The conservator of the estate is responsible for handling the conservatee’s funds, paying bills, and managing property. The conservator of the estate may also be called upon to retain professional advisers such as accountants and attorneys. Conservator of the estate must file an accounting with the court one year after being appointed and every other year thereafter.
When the petition to appoint the Conservator is filed in Los Angeles County the court will appoint an attorney from the Probate Volunteer Panel to represent the proposed Conservatee and also to serve as the court’s eyes and ears to make sure the conservatorship is in the proposed conservateee’s best interest. If the PVP attorney believes the conservatorship is in the best interest of the proposed conservatee but the proposed conservatee disagrees, the proposed conservatee is entitled to a trial on the issue of his or her capacity. In come cases the court may appoint a second attorney to represent the proposed conservatee in the trial. When the PVP is appointed the PVP is entitled to all medical records. The court’s order will make that clear.
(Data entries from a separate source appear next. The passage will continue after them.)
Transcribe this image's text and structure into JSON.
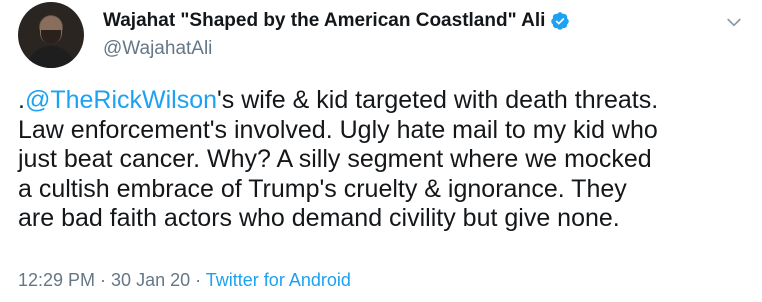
{
  "author": {
    "display_name": "Wajahat \"Shaped by the American Coastland\" Ali",
    "handle": "@WajahatAli",
    "verified": true
  },
  "tweet": {
    "prefix": ".",
    "mention": "@TheRickWilson",
    "line1_rest": "'s wife & kid targeted with death threats.",
    "line2": "Law enforcement's involved. Ugly hate mail to my kid who",
    "line3": "just beat cancer. Why? A silly segment where we mocked",
    "line4": "a cultish embrace of Trump's cruelty & ignorance. They",
    "line5": "are bad faith actors who demand civility but give none."
  },
  "meta": {
    "time": "12:29 PM",
    "separator": " · ",
    "date": "30 Jan 20",
    "source": "Twitter for Android"
  },
  "colors": {
    "link": "#1da1f2",
    "secondary_text": "#657786",
    "primary_text": "#14171a"
  },
  "icons": {
    "verified": "verified-badge-icon",
    "menu": "chevron-down-icon"
  }
}
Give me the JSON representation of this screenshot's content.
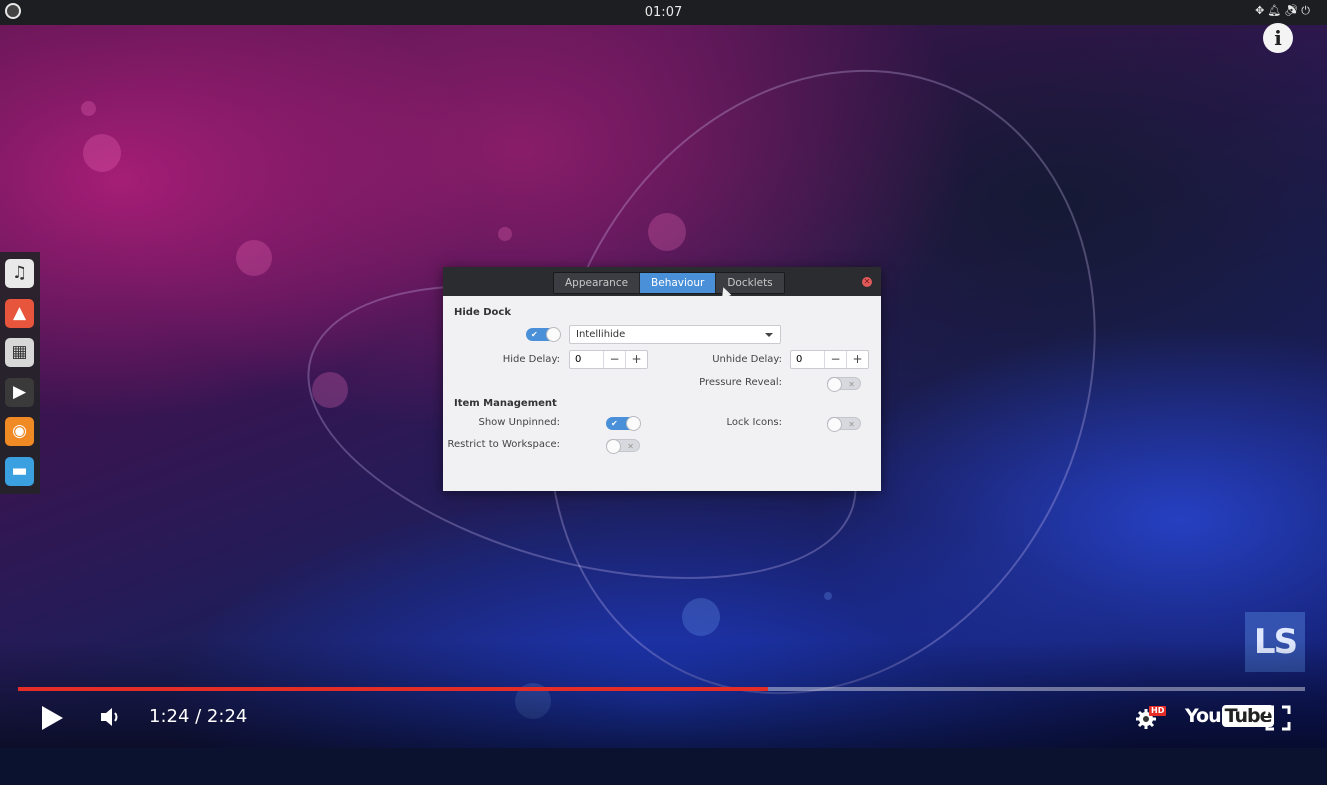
{
  "top_panel": {
    "clock": "01:07",
    "tray_icons": [
      "network-icon",
      "bell-icon",
      "volume-icon",
      "power-icon"
    ]
  },
  "dock": {
    "items": [
      {
        "name": "music-icon",
        "glyph": "♫",
        "color": "#e9e9e9"
      },
      {
        "name": "photos-icon",
        "glyph": "▲",
        "color": "#e8553d"
      },
      {
        "name": "calendar-icon",
        "glyph": "▦",
        "color": "#d8d8d8"
      },
      {
        "name": "video-icon",
        "glyph": "▶",
        "color": "#3a3a3a"
      },
      {
        "name": "firefox-icon",
        "glyph": "◉",
        "color": "#f08a24"
      },
      {
        "name": "desktop-icon",
        "glyph": "▬",
        "color": "#3aa0e0"
      }
    ]
  },
  "dialog": {
    "tabs": [
      {
        "label": "Appearance",
        "active": false
      },
      {
        "label": "Behaviour",
        "active": true
      },
      {
        "label": "Docklets",
        "active": false
      }
    ],
    "hide_dock": {
      "title": "Hide Dock",
      "enabled": true,
      "mode": "Intellihide",
      "hide_delay_label": "Hide Delay:",
      "hide_delay": "0",
      "unhide_delay_label": "Unhide Delay:",
      "unhide_delay": "0",
      "pressure_reveal_label": "Pressure Reveal:",
      "pressure_reveal": false
    },
    "item_management": {
      "title": "Item Management",
      "show_unpinned_label": "Show Unpinned:",
      "show_unpinned": true,
      "lock_icons_label": "Lock Icons:",
      "lock_icons": false,
      "restrict_label": "Restrict to Workspace:",
      "restrict": false
    }
  },
  "watermark": "LS",
  "player": {
    "current_time": "1:24",
    "duration": "2:24",
    "time_text": "1:24 / 2:24",
    "progress": 0.583,
    "hd_label": "HD",
    "youtube_you": "You",
    "youtube_tube": "Tube",
    "colors": {
      "progress": "#e52d27",
      "accent": "#4a90d9"
    }
  }
}
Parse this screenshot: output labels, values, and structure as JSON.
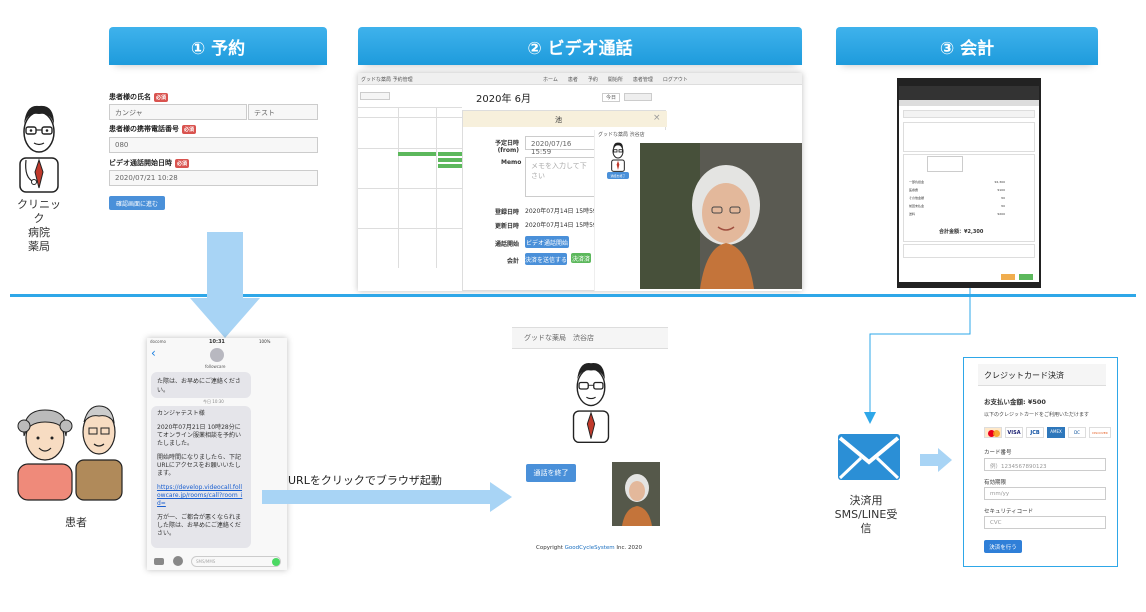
{
  "steps": [
    {
      "label": "① 予約"
    },
    {
      "label": "② ビデオ通話"
    },
    {
      "label": "③ 会計"
    }
  ],
  "clinic_caption": "クリニック\n病院\n薬局",
  "patient_caption": "患者",
  "reservation_form": {
    "name_label": "患者様の氏名",
    "required": "必須",
    "name_value_1": "カンジャ",
    "name_value_2": "テスト",
    "phone_label": "患者様の携帯電話番号",
    "phone_value": "080",
    "start_label": "ビデオ通話開始日時",
    "start_value": "2020/07/21 10:28",
    "confirm_button": "確認画面に進む"
  },
  "video_calendar": {
    "app_title": "グッドな薬局 予約管理",
    "nav": [
      "ホーム",
      "患者",
      "予約",
      "開始所",
      "患者管理",
      "ログアウト"
    ],
    "month": "2020年 6月",
    "today": "今日",
    "modal_title": "池",
    "scheduled_label": "予定日時\n(from)",
    "scheduled_value": "2020/07/16 15:59",
    "memo_label": "Memo",
    "memo_placeholder": "メモを入力して下さい",
    "registered_label": "登録日時",
    "registered_value": "2020年07月14日 15時59分",
    "updated_label": "更新日時",
    "updated_value": "2020年07月14日 15時59分",
    "call_start_label": "通話開始",
    "call_start_button": "ビデオ通話開始",
    "accounting_label": "会計",
    "settle_button": "決済を送信する",
    "settled_badge": "決済済",
    "inner_header": "グッドな薬局 渋谷店",
    "end_small": "通話を終了"
  },
  "accounting_panel": {
    "total_label": "合計金額：",
    "total_value": "¥2,300",
    "rows": [
      {
        "label": "一部負担金",
        "value": "¥2,300"
      },
      {
        "label": "医療費",
        "value": "¥100"
      },
      {
        "label": "その他金額",
        "value": "¥0"
      },
      {
        "label": "前回未払金",
        "value": "¥0"
      },
      {
        "label": "送料",
        "value": "¥200"
      }
    ]
  },
  "sms": {
    "carrier": "docomo",
    "time": "10:31",
    "battery": "100%",
    "contact": "followcare",
    "prev_text": "た際は、お早めにご連絡ください。",
    "timestamp": "今日 10:30",
    "greeting": "カンジャテスト様",
    "body1": "2020年07月21日 10時28分にてオンライン服薬相談を予約いたしました。",
    "body2": "開始時間になりましたら、下記URLにアクセスをお願いいたします。",
    "link": "https://develop.videocall.followcare.jp/rooms/call?room_id=",
    "body3": "万が一、ご都合が悪くなられました際は、お早めにご連絡ください。",
    "input_placeholder": "SMS/MMS"
  },
  "arrow_text": "URLをクリックでブラウザ起動",
  "patient_video": {
    "store": "グッドな薬局　渋谷店",
    "end_button": "通話を終了",
    "copyright_prefix": "Copyright ",
    "copyright_brand": "GoodCycleSystem",
    "copyright_suffix": " Inc. 2020"
  },
  "mail_caption": "決済用\nSMS/LINE受\n信",
  "card_payment": {
    "title": "クレジットカード決済",
    "amount": "お支払い金額: ¥500",
    "note": "以下のクレジットカードをご利用いただけます",
    "card_number_label": "カード番号",
    "card_number_placeholder": "例）1234567890123",
    "expiry_label": "有効期限",
    "expiry_placeholder": "mm/yy",
    "cvc_label": "セキュリティコード",
    "cvc_placeholder": "CVC",
    "pay_button": "決済を行う",
    "brands": [
      "VISA",
      "JCB",
      "AMEX",
      "DC",
      "DISCOVER"
    ]
  },
  "colors": {
    "banner": "#1e9bdc",
    "divider": "#2ea7e8",
    "arrow": "#a8d4f5",
    "button_blue": "#4a90d9",
    "required_red": "#d9534f",
    "mail_blue": "#2b8fd6"
  }
}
Sometimes when a conservatorship has been instituted there may be a desire to do what iscalled “Medi-Cal planning”. Medi-Cal planning is the process of transferring assets and/or income to a spouse or other persons. One way to do Medi-Cal planning for a conservatee the conservator will have to file a petition seeking authority to make gifts or transfer assets. The ability to make gifts and transfer assets may become severely limited by the new federal Deficit Reduction Act.
Where there is no family member able to serve as conservator and the public guardian is not a desired choice the petitioner may ask that a “private fiduciary” be appointed as conservator. Where there is a conservatorship of the estate the conservator, whether a private fiduciary or not, the conservator must account to the court for assets held, expenses made and income received. These reports are given a thorough review by the court’s staff, called “probate attorneys”.
This broad overview of conservatorships does not address all of the issues that can arise in a conservatorship. In most cases, the conservator will need an attorney to represent them. In some cases, a volunteer clinic can fill out the paperwork for the petitioner. In almost all cases, a conservatorship will not be necessary where the person has executed power of attorney documents.